From the latest report: “the jobless rates for… teenagers (13.7 percent)…showed little or no change” when compared to the previous month. That previous month was Feb 2017, when the rate for teens 13 to 19 was 15.0%. According to the BLS, a change of less than 1.6% is not considered statistically significant. (The overall unemployment rate is down to 4.5%.)
Where things get interesting is when we start to put the numbers into context– namely the context of the past few years. A 13.7% rate compares favorably with March 2016 rate of 15.9%, and really looks great compared to previous years.
Here’s the breakdown:
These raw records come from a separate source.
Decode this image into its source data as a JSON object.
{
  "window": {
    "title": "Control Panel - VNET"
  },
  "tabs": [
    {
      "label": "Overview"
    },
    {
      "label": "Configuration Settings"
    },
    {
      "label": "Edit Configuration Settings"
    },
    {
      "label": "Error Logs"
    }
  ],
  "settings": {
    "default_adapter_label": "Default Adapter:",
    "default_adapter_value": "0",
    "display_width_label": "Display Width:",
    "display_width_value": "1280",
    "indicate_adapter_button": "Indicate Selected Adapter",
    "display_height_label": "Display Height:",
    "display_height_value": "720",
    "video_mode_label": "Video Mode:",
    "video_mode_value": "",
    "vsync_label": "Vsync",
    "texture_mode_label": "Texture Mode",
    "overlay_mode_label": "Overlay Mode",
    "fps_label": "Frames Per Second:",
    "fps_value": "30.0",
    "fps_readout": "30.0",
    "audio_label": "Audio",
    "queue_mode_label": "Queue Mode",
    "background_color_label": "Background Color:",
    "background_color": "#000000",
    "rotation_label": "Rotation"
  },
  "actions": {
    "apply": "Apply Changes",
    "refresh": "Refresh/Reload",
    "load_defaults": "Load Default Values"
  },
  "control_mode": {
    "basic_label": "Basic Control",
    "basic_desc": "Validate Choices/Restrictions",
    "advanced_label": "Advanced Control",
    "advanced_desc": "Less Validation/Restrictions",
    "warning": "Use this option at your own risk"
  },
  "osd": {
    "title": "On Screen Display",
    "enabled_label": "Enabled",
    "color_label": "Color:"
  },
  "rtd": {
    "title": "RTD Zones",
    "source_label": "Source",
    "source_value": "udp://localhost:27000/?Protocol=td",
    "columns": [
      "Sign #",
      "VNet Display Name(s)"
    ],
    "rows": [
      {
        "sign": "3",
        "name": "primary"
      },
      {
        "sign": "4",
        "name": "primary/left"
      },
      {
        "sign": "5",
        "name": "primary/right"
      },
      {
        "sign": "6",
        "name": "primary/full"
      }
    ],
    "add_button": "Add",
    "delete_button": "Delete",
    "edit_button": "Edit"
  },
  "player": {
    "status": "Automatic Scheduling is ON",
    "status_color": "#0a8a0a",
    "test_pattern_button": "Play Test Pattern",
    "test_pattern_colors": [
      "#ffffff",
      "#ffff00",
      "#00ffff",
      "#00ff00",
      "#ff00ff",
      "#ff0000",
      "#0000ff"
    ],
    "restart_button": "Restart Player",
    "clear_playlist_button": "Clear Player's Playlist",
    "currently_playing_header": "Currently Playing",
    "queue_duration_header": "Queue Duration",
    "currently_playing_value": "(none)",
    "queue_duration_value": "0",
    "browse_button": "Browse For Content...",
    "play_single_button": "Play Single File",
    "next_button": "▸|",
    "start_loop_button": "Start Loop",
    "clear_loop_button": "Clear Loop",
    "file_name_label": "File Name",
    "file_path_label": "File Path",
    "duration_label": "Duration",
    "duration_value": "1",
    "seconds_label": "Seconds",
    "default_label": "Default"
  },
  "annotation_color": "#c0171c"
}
13.7% March 2017
15.9% March 2016
17.6% March 2015
20.9% March 2014
That’s a steady decline in the jobless rate over the past three years for teenagers, a sign that prospects were looking up for those youth who wanted a job in an economy that was recovering from the 2008 recession. Backing that up are more facts from the BLS: teenage employment has been on the rise these past few years, a trend they say began in 2013.
Over the last year, however, the employment rate has changed little. In March of this year the employment-population ratio for teenagers was at 30.9%, which when compared to the March 2016 rate of 29.6% isn’t a statistically significant change as the BLS calculates things.
So these are the two stats to watch for watch for teenagers: the unemployment rate and the employment-population ratio. What we should all be looking for are swings of 1.6% or more, and we should be watching both stats equally. That’s what makes the past few years so interesting: while the unemployment rates can fluctuate and seem like there is a lot of action, the employment-population ratio tells a slightly more stable tale: with little change in either the teen (1.3% up) or overall (0.2%) rate.
TL;DR: Teens are doing better, but don’t stop socking away cash for a rainy day quite yet. (You’re allowed to do a little dance, however.)